Before I left for my Southern Expedition in January to pick up the Masterbuilt Electric Smokehouse that I had won in a blog contest, I was in a local grocer and they had NY Whole Pork Shoulders on sale for 99 cents a pound and I bought a 17 pound’er and stuck it in my freezer.
Last weekend I defrosted the hunk of pig and on Sunday she went into the smoker. I also had the opportunity to test out my Ro-man Pork Puller which if you have not heard of this it is an attachment that goes on to a drill to pull the pork in seconds! (Insert Tim the Toolman Taylor grunting sounds here)
But we will get to that later in the post. First we need to prepare the shoulder for smoking.
After measuring the length of the shoulder I found that it would not fit on a single shelf of the smoker so out came a knife and a hack saw to cut her in half.
The reason for the Hacksaw was that there is a thick bone in the center. Do not forget to rinse the meat with cold water so that you do not have any bone fragments. Once that was done I wanted to trim away most of the skin and fat off the top. Now some say it is best to leave it on and smoke the shoulder with the fat side up so that as the fat melts it will baste the meat on its own but at the same time seasonings and rub will not penetrate fat. I asked around for advice from many friends that know a lot more than I and it was a 50/50 split on trim or not to trim.

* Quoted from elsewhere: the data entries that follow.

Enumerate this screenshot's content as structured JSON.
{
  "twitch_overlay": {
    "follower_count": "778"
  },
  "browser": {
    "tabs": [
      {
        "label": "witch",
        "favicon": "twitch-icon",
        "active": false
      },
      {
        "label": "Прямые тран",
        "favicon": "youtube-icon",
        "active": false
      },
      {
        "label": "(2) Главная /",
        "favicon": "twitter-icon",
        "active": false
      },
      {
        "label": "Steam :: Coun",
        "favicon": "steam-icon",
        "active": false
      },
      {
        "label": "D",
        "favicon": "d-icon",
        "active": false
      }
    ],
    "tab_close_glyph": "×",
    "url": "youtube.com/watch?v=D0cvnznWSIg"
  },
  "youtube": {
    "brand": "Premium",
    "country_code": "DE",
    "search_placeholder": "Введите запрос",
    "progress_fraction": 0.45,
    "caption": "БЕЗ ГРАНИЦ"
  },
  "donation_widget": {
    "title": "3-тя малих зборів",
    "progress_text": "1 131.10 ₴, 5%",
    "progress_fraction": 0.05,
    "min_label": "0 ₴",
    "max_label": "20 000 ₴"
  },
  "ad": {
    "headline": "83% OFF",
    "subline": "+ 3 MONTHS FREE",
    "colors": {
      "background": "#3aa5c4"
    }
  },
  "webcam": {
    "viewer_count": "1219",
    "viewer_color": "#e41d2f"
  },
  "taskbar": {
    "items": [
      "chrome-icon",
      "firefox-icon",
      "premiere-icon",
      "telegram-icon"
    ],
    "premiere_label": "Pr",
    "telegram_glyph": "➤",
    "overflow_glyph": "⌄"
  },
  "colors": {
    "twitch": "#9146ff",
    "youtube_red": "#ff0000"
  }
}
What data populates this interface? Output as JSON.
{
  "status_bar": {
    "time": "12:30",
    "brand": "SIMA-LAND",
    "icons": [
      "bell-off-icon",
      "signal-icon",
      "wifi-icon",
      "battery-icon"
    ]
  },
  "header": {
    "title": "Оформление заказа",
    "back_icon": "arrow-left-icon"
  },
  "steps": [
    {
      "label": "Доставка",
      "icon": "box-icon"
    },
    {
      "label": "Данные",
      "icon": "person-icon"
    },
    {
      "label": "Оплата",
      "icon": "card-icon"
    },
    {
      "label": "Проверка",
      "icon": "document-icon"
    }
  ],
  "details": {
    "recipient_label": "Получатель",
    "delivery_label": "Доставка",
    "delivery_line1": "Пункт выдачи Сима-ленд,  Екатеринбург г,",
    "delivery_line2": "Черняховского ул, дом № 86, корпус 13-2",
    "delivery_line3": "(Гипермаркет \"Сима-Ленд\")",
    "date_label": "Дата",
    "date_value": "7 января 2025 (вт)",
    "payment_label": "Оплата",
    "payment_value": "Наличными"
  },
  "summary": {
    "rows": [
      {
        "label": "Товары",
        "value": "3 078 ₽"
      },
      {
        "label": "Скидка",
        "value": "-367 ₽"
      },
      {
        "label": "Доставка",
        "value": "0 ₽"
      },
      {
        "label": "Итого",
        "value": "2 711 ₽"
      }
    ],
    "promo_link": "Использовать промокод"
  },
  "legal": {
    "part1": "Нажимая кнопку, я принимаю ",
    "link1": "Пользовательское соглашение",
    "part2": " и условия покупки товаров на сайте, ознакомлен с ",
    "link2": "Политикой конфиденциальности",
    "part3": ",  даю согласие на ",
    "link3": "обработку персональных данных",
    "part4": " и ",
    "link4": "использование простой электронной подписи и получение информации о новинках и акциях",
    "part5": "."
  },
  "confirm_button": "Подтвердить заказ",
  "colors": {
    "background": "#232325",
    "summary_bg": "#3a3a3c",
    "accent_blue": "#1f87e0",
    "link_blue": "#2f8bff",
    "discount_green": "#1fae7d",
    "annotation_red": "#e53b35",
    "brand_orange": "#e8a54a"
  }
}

Looking at all of the marbling in the meat (which means there are fat pockets in side) plus the fact that I was going to inject the shoulder too, I decided to trim away the fat cap.
For the injection I decided on a mixture of Apple Juice, some of the Pig Pen’s rub/seasoning that I was using on the outside and also some Worcestershire Sauce.
I injected about half of that bottle of Juice mix about every inch or two with the syringe. Because this meat was being pulled later there was no reason to be careful with needle direction but if your injecting something like brisket then you want to inject with the grain so that you do not show needle marks when carving into slices.
Next step in this process was to coat the meat with a little bit of prepared mustard which does nothing for the taste but rather it gives the spices something to adhere to.
Using my hands to spread the mustard on all sides of the meat and then rub in some Seasoning/Rub and in this case I used Pig Pen’s Original Seasoning that comes from Salisbury, North Carolina which has Salt, spices, sugar,garlic powder, and onion powder as it’s listed ingredients.
After the Pig Pen’s I added some Turbinado and Brown sugar to the outside of the shoulder which will add a little sweetness and give a nice bark as it smokes.
Looking at the pic below I bet you think it is already cooking but know the spices and the sugar gave it that great colour and texture as the sugar started to liquidfy.
At this point the meat get wrapped up with plastic wrap and put in the fridge overnight.
The next morning I took the meat out of the fridge, letting it get a bit towards room temp for 15 or 20 minutes while the smoker was brought up to temperature.
I set my smoker to a temperature of 235F with a cooking time of 12 hours, That is the great thing about the Masterbuilt Smoker, It’s electronic control board allows for exact settings.
I used a meat probe that is built into the smoker and reads out on the top of the smoker with the press of a button.
For pulling an internal meat temperature of 195 to 205F produces the best results and on this day I was aiming for 200F
The meat rose to 140 pretty quick about 4 hours in and then stalled a couple of times after that, when that happens you need to be patient, do not give in to an urge to raise the temperature settings of the smoker, it will rise agin on it’s own in good time. After about 8 or 9 hours the reading got up to about 170F and I then wrapped the meat in tinfoil and continued to cook it in the smoker for another hour or so until my desired 200F was produced. During the cook every couple of hours I sprayed the meat with apple juice.
After taking the foil wrapped meat out of the smoker I transferred it to a insulated box (in this case a picnic cooler) and let the meat rest for an hour which is very important because otherwise the meat will be dry when you pull it.
Now we can unwrap the meat and pull out the bones (which will pull out with little resistance) and Now I get to use my power tool (more grunting noises)
Here is the fun part!, I get out my Ro-man Pork Puller which is a very well made tool that kind of reminds me of a paint mixer. It is 15 inches ling and the disc is 5 inches wide with 8 2inch long spines that are 3/8″ thick and made of sturdy but lightweight aluminum with a stainless steel shaft that goes into a standard drill, I used a cordless one for this which my battery was pretty weak but yet still had more than enough power to do the job. I found the tool to be very easy to use, caused only minor scraping marks on the pot and was very well balanced. I have seen reviews on Bear Claws which are a good product from what I saw and does a decent job but the pork puller is so much faster! you can pull apart a shoulder in under 10 seconds.
This would be a must for RibFest cookers or anyone cooking for a lot of people.
The cost of the Ro-man Pork Puller is $39.95 plus $8.00 shipping in the United States and a little higher in Canada because of the higher shipping costs.
Here is the finished product on a serving plate ready to be made into great Pulled Pork Sandwiches
And here is some video I took of the smoking and you can see the Roman Pork Puller in action.